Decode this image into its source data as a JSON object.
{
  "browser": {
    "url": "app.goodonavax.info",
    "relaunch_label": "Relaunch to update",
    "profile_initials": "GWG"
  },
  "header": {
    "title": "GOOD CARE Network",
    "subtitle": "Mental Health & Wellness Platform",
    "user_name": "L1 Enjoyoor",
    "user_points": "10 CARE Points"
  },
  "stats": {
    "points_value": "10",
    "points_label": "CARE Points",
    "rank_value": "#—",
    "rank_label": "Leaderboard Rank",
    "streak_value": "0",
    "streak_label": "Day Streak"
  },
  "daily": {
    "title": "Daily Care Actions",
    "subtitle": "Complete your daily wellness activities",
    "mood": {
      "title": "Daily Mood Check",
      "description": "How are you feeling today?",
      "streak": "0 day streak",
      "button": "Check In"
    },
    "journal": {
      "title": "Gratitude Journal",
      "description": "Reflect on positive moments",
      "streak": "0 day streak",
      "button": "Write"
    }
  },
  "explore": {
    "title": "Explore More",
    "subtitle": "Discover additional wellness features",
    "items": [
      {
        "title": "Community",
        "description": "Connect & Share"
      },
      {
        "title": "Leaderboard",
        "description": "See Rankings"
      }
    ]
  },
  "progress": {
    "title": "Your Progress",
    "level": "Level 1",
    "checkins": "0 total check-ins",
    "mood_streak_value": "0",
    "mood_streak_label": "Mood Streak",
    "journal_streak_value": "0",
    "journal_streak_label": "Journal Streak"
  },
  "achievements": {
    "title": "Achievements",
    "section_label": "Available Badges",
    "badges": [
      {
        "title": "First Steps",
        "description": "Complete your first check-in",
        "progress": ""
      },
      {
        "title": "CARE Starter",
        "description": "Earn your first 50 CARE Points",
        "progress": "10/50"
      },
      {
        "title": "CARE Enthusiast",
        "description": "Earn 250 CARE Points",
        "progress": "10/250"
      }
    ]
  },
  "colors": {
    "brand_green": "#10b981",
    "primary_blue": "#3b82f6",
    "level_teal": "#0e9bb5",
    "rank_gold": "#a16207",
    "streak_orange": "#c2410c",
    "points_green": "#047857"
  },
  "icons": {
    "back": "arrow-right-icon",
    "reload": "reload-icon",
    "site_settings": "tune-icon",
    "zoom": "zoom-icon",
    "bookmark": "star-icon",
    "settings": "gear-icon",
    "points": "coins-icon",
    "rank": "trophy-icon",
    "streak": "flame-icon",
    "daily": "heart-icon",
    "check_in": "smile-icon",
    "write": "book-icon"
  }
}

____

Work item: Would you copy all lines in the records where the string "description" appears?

Output for this exercise:
      "description": "How are you feeling today?",
      "description": "Reflect on positive moments",
        "description": "Connect & Share"
        "description": "See Rankings"
        "description": "Complete your first check-in",
        "description": "Earn your first 50 CARE Points",
        "description": "Earn 250 CARE Points",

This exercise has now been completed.